The newspaper’s main counter argument to the 400,000 people who marched in New York, and the thousands more who marched in other cities, including Oklahoma City, seems to be this: People who fly around in private jets shouldn’t be able to speak up against the threat of global warming. That’s nonsensical on two levels. First, the vast majority of people who marched on Sept. 21 don’t fly around in private jets. Second, such reductionist arguments—even if you agree with the accusation of hypocrisy—only try to shift attention away from scientific claims.
The internet and our public libraries abound with credible scientific information about the reality of global warming and the environmental dangers of fracking, which include water contamination and earthquakes. Instead of digging through this information and responding to it, the newspaper’s editorial writers deploy sarcastic ad hominem attacks against people through stereotyping and mocking. This, then, is presented as “argumentation” in the wider culture in Oklahoma. That’s a shame.
One of the latest claims emerging from new studies is that trying to reduce our carbon imprint through a carbon tax and developing cleaner renewable energy sources would actually create more jobs and help the world economy. Don’t expect The Oklahoman to weigh in on this issue, in particular, with anything but sarcasm.
Oklahoma’s U.S. Sen. Jim Inhofe, of course, is famous for denying manmade global warming while arguing that a carbon tax or cap-and-trade for certain industries would eliminate millions of jobs. If Republicans take over the Senate, Inhofe, who is expected to win reelection, could become chair of the Environment and Public Works Committee, and then scientific truth won’t matter at all.
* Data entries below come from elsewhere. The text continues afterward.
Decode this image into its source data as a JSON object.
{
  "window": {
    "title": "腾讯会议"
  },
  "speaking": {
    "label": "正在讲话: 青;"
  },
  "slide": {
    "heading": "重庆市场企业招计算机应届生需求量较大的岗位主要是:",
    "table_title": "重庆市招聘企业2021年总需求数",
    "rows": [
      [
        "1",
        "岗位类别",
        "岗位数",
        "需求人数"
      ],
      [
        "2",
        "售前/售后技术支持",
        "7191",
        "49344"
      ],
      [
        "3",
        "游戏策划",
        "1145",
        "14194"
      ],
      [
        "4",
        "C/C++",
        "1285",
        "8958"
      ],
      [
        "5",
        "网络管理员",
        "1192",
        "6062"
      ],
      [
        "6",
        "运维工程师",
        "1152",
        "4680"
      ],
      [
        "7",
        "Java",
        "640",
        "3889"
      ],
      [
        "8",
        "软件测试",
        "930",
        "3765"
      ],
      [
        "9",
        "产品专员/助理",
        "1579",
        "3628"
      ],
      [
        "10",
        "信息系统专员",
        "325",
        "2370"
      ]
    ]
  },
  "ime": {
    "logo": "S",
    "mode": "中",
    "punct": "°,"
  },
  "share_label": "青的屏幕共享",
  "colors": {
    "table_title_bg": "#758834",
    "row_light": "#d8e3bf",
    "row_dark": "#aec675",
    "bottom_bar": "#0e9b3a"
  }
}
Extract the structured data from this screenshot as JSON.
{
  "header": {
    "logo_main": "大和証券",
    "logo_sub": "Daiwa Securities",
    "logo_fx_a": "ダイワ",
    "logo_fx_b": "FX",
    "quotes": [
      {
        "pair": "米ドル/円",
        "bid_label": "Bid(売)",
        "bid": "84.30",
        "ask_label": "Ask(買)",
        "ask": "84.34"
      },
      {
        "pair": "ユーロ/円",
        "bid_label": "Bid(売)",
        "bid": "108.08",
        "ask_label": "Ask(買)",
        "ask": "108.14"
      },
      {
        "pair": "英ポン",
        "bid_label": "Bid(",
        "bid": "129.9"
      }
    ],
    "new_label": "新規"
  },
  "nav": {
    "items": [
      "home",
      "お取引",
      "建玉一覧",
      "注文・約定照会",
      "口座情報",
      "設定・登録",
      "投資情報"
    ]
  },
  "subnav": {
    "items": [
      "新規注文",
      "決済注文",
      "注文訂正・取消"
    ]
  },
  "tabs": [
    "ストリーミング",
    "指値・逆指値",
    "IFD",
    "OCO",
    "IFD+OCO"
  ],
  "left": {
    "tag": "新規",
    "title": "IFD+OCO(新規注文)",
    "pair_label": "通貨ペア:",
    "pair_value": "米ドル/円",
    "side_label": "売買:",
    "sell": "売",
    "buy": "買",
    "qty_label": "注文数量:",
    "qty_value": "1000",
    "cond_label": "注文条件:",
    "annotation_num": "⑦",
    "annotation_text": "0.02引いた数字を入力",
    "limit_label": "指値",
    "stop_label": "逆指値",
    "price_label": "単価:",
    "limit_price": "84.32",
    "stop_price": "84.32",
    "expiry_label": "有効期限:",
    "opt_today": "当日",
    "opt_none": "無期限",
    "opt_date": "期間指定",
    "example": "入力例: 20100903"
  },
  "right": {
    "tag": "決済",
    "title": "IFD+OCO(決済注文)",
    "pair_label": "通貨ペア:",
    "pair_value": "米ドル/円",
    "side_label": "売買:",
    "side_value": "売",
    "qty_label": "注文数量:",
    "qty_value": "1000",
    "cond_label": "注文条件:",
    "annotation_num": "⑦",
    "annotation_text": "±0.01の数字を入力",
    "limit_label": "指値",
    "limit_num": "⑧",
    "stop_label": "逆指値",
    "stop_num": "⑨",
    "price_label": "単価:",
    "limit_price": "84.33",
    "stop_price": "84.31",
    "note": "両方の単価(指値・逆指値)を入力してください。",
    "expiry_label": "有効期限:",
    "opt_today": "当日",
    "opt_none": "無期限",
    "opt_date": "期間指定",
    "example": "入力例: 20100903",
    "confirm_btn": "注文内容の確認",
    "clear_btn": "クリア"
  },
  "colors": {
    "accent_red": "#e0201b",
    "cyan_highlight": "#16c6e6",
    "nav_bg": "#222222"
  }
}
Oklahoma is an energy-producing state, and the oil and gas business is important to the economy. There’s also nothing wrong with healthy skepticism. Even allowing room for those two caveats, The Oklahoman, the largest newspaper in the state, doesn’t even begin to deal honestly with the developing science about global warming and fracking. This is not good for the state’s long-term welfare. What happens, for example, when the fracking boom plays out?